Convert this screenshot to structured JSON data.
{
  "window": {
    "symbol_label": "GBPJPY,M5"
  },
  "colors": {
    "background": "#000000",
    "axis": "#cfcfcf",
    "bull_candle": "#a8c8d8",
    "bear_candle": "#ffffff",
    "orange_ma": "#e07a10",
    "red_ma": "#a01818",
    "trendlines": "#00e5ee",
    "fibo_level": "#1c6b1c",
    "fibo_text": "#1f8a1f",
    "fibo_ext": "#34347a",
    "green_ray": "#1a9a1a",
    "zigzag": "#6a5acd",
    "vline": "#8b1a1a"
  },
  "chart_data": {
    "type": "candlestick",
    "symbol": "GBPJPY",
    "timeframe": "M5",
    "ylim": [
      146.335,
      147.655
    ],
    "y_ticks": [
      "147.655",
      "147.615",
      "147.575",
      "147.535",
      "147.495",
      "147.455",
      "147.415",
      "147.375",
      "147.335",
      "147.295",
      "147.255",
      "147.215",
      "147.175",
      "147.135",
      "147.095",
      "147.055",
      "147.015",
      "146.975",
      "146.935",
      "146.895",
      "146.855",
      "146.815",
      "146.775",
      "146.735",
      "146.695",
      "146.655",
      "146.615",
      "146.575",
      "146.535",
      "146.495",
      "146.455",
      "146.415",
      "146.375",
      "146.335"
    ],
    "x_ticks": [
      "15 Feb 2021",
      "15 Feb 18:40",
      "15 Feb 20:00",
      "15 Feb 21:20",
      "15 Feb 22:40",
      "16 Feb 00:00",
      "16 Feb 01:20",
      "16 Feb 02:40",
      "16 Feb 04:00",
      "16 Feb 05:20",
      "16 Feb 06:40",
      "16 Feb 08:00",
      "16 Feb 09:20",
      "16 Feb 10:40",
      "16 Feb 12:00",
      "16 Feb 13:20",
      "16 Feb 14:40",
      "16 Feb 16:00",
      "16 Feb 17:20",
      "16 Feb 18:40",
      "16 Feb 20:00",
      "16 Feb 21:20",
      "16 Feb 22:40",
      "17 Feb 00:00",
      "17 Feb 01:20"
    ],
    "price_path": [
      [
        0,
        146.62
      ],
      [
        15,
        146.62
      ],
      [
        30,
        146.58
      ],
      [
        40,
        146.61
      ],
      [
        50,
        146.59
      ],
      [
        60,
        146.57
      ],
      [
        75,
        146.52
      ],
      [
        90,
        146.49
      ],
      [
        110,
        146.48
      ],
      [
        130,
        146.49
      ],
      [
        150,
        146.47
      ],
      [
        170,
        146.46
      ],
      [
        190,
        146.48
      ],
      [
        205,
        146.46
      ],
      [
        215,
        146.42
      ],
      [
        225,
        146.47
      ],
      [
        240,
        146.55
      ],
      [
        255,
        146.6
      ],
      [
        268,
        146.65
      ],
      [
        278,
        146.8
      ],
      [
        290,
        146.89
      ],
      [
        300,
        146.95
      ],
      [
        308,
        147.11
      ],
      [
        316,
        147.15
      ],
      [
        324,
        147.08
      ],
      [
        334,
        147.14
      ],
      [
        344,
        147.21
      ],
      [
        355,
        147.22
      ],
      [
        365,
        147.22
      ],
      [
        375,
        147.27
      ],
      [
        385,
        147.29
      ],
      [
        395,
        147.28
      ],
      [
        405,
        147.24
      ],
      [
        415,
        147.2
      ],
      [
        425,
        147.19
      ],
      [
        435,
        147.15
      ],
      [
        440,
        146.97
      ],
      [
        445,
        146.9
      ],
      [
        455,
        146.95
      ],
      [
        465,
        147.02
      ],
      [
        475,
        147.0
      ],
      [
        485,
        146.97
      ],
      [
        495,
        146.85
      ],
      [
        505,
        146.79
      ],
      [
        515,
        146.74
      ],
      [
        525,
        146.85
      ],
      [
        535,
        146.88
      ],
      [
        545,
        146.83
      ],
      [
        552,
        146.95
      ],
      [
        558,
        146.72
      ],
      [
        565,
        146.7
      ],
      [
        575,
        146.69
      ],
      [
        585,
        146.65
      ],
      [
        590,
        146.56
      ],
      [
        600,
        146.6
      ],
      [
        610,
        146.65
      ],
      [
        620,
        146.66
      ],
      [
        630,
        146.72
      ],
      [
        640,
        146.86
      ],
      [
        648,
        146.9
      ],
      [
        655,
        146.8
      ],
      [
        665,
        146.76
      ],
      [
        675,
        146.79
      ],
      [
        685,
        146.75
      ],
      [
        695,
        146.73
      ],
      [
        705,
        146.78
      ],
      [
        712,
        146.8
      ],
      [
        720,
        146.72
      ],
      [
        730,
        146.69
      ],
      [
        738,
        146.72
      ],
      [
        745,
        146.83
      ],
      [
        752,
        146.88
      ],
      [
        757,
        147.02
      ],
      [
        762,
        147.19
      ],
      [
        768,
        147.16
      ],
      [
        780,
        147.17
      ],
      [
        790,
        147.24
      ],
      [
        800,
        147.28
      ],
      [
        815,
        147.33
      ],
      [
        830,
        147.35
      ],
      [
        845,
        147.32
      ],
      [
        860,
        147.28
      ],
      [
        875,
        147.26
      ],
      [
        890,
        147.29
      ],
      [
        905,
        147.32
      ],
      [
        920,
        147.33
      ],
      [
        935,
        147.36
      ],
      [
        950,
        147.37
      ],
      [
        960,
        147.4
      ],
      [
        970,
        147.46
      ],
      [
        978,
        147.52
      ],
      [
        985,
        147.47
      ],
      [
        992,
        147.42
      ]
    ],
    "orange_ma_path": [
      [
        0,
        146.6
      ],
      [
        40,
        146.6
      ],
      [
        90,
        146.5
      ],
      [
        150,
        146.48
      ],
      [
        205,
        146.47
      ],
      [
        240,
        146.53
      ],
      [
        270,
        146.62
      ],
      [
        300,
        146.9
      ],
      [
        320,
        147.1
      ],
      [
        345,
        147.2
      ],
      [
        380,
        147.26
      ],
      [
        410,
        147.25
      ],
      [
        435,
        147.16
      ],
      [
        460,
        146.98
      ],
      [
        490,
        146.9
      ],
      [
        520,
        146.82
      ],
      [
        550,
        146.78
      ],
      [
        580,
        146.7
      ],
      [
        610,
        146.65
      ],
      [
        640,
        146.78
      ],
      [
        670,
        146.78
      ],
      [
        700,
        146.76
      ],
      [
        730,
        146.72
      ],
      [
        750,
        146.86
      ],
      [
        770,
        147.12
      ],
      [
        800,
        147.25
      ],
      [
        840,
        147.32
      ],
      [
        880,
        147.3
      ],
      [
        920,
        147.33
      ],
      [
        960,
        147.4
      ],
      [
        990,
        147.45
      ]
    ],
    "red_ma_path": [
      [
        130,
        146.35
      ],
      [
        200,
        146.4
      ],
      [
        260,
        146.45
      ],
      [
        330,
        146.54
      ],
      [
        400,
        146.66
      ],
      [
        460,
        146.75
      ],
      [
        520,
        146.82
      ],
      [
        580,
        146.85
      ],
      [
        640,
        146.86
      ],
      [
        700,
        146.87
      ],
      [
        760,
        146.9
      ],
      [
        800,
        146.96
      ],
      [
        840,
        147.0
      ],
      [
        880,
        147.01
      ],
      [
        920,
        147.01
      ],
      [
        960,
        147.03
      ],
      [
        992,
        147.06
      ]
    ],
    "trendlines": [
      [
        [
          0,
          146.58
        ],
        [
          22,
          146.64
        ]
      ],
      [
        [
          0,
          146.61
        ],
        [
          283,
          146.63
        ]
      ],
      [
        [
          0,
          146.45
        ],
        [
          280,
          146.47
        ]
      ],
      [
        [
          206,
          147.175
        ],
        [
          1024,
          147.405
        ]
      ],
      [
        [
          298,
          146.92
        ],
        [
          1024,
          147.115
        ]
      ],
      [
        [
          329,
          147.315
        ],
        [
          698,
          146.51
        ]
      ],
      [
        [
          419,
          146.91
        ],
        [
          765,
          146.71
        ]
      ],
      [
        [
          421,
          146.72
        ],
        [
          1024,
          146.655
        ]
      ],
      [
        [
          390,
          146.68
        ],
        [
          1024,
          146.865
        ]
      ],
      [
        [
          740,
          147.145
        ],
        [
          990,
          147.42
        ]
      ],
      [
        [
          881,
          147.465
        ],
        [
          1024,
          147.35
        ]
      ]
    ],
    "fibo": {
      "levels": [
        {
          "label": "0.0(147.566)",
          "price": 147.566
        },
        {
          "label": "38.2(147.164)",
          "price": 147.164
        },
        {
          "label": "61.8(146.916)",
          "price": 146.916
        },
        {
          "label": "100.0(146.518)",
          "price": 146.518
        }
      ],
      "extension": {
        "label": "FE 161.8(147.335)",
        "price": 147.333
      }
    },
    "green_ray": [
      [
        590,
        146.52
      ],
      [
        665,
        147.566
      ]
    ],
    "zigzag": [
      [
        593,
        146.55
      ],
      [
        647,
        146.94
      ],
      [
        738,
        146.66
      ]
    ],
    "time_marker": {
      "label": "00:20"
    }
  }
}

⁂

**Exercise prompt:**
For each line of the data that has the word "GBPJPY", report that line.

**Task solution:**
    "symbol_label": "GBPJPY,M5"
    "symbol": "GBPJPY",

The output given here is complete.